The findings of a survey by the Chartered Institute of Personnel and Development confirm what every worker and young person in the country already knows, that unemployment is set to rise even higher in the immediate future as private sector employers prepare to ‘push the redundancy button’.
This survey of 1,000 private sector companies found that facing a continuing slump with no end in sight, bosses are on the verge of dumping thousands of workers, especially those operating in the private sector service industries.
This was the sector that, according to all the apologists for bankrupt British capitalism, would take over from the collapsed manufacturing industries, along with the hundreds of thousands of public sector jobs massacred by the Tory-led coalition in the cause of cutting public expenditure to bail out the banks.
With figures released in January showing that unemployment had jumped by 118,000 to 2.69 million out of work, making unemployment higher than it has been since 1996, it is quite clear that all talk of the economy ‘bottoming out’ and employment levels going up, as the CBI is constantly begging us to believe, is so much eyewash.

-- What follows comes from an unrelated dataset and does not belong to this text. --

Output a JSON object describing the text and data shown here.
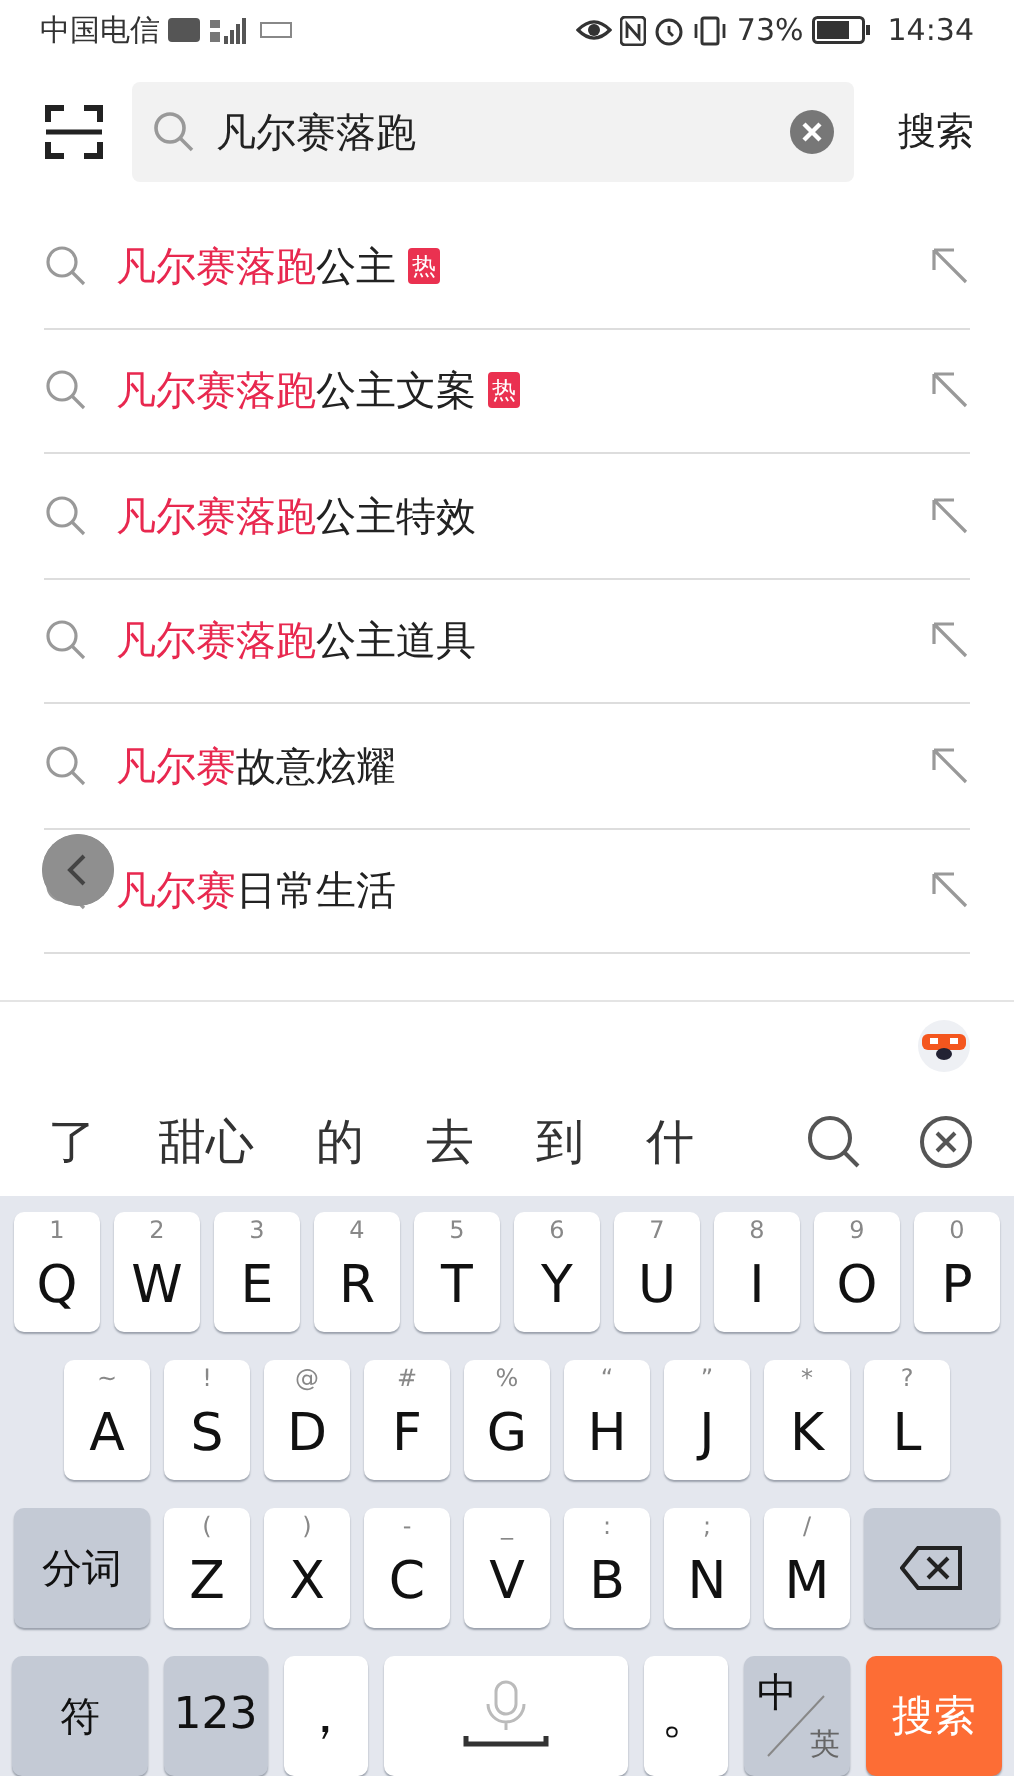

The most pernicious of lies being spread by bourgeois politicians is that of the existence of a ‘dependency culture’ where jobs exist but the working class, and especially working class youth, are too lazy to take up these mythical jobs.
What the unemployed are increasingly facing is being forced to work for nothing or lose their benefits.

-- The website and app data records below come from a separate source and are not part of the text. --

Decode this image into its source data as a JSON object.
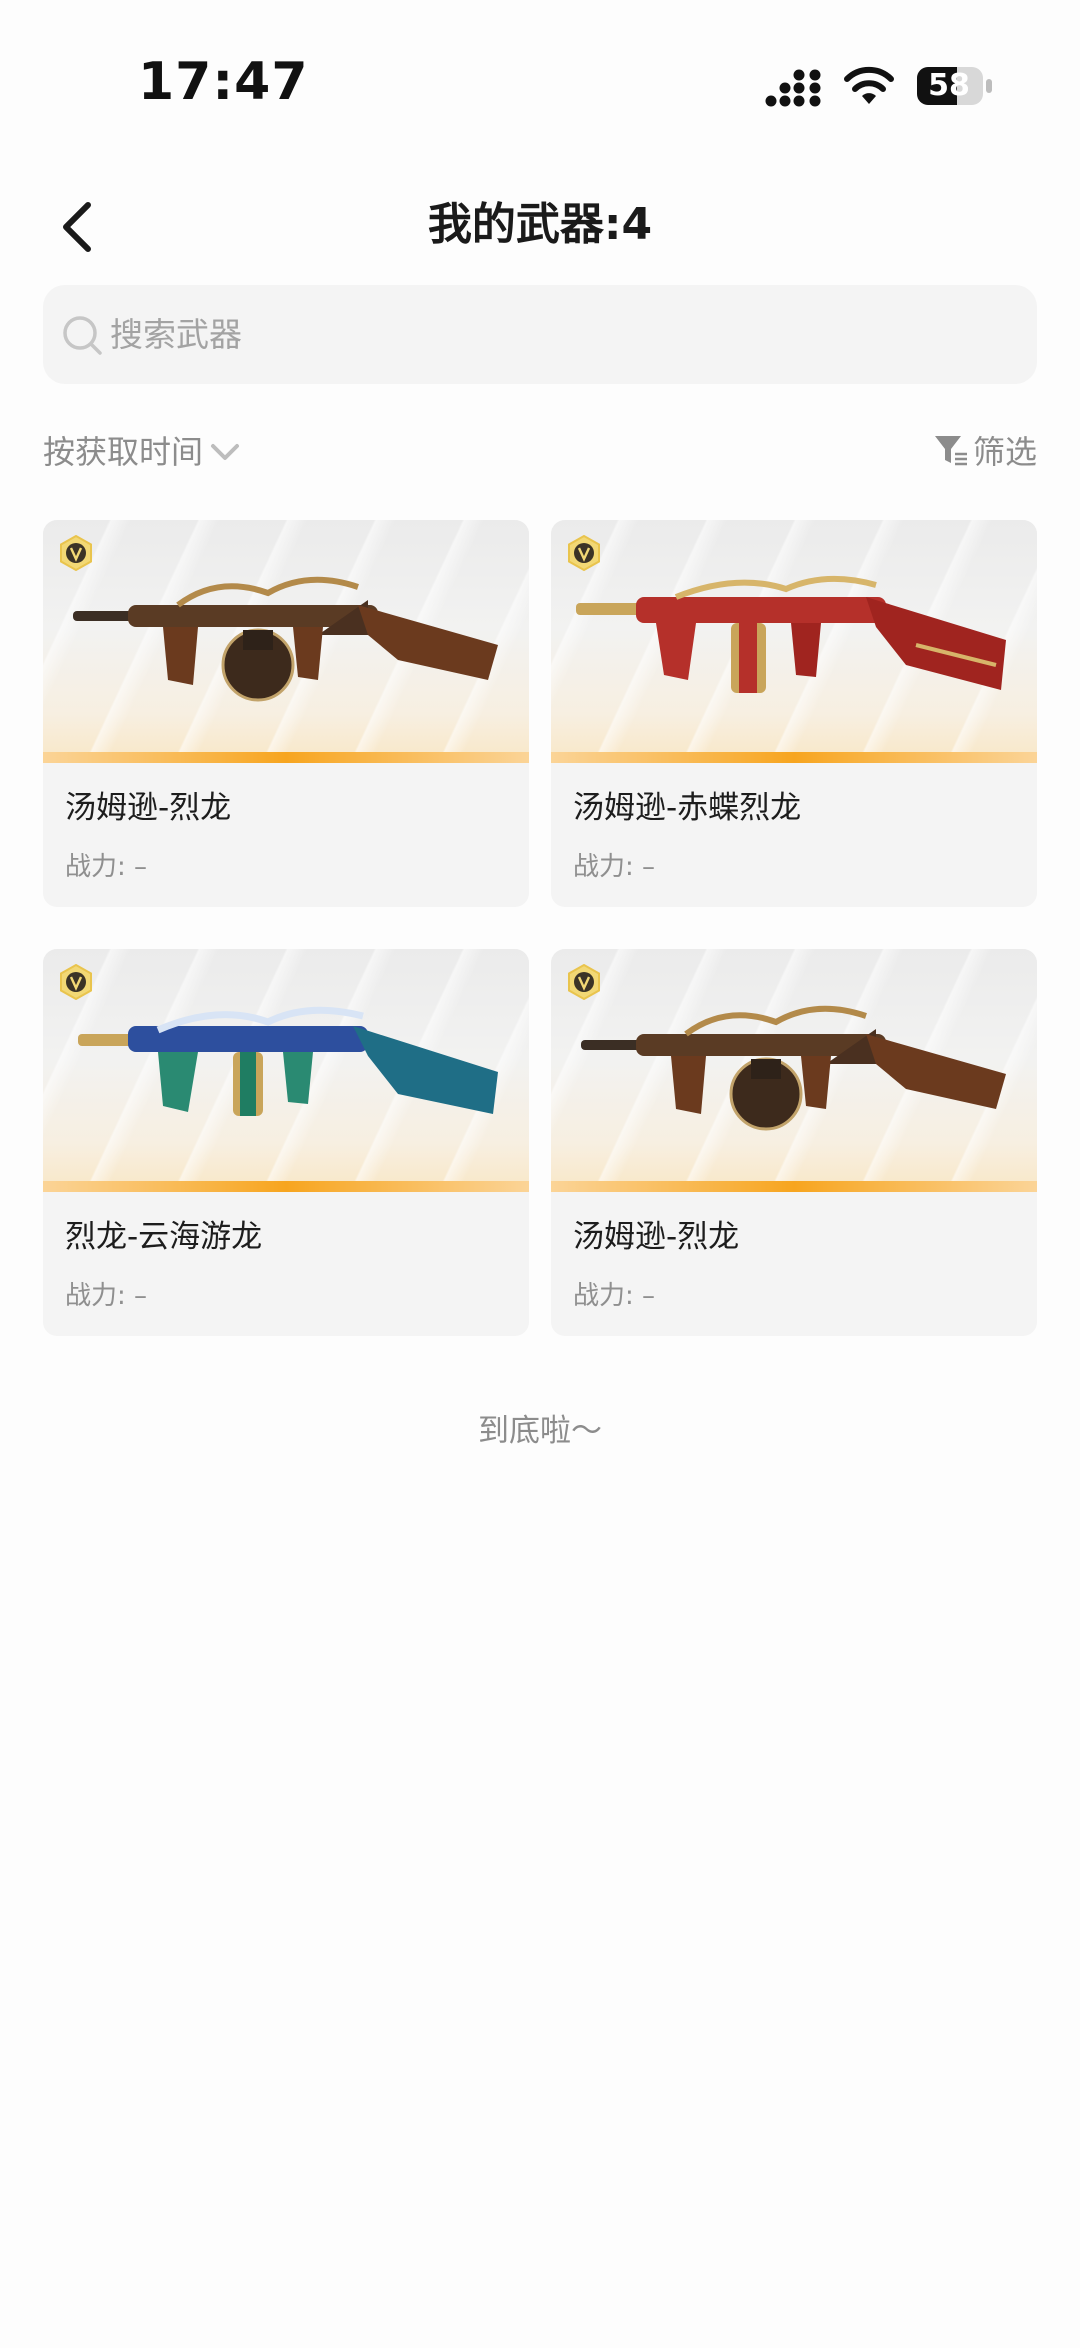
{
  "status": {
    "time": "17:47",
    "battery": "58"
  },
  "header": {
    "title": "我的武器:4"
  },
  "search": {
    "placeholder": "搜索武器"
  },
  "filters": {
    "sort_label": "按获取时间",
    "filter_label": "筛选"
  },
  "weapons": [
    {
      "name": "汤姆逊-烈龙",
      "power_label": "战力:",
      "power_value": "–",
      "palette": "bronze-dragon"
    },
    {
      "name": "汤姆逊-赤蝶烈龙",
      "power_label": "战力:",
      "power_value": "–",
      "palette": "red-gold"
    },
    {
      "name": "烈龙-云海游龙",
      "power_label": "战力:",
      "power_value": "–",
      "palette": "blue-green"
    },
    {
      "name": "汤姆逊-烈龙",
      "power_label": "战力:",
      "power_value": "–",
      "palette": "bronze-dragon"
    }
  ],
  "footer": {
    "end_text": "到底啦～"
  },
  "colors": {
    "accent": "#f7a51f",
    "badge": "#e9c44d",
    "text_muted": "#8c8c8c"
  }
}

Under the government’s misnamed ‘work experience’ schemes hundreds of thousands of predominantly young people are being forced to work for no pay for charities and private companies for up to 30 hours a week for an eight week period.
If they pull out of the scheme they face losing their benefits and the prospect of being forced to beg on the streets.
These schemes are not the only ones that the government has in its arsenal of weapons to force the unemployed to work for nothing.
There exists a whole number of similar schemes forced on the unemployed, including mandatory work activity, sector-based work academies, and community action programmes.
All these schemes have in common the fact that they can force people on jobseekers allowance to take unpaid work for up to six months as a condition of receiving their benefit.
Last week a legal firm, Public Interest Lawyers, issued letters to 15 major companies making them aware that it had initiated legal proceedings against the Department of Work and Pensions challenging the legality of these schemes citing the ‘forced labour’ provisions of the Human Rights Act.
That the coalition government, and by implication the Labour party leadership who are fully in accord on the question of forcing people off benefit, should stand accused under legal provisions introduced to stop human trafficking and the type of slavery associated with gangmasters exploiting desperate workers from impoverished countries, is not just an indictment but a call to arms for the entire trade union movement.
This policy is aimed at either driving people off benefit, or to provide an unpaid labour force for the benefit of the profits of the increasingly desperate private businesses, while at the same time operating as a reserve army to beat down the pay and conditions of workers still in employment.
Workers must demand that their unions respond to this joint attack on the employed and unemployed through the organisation of a general strike that will bring down this coalition and go forward to a workers government that will guarantee full employment through the nationalisation of the banks and industry, and production not for the profit of a few but for the needs of all.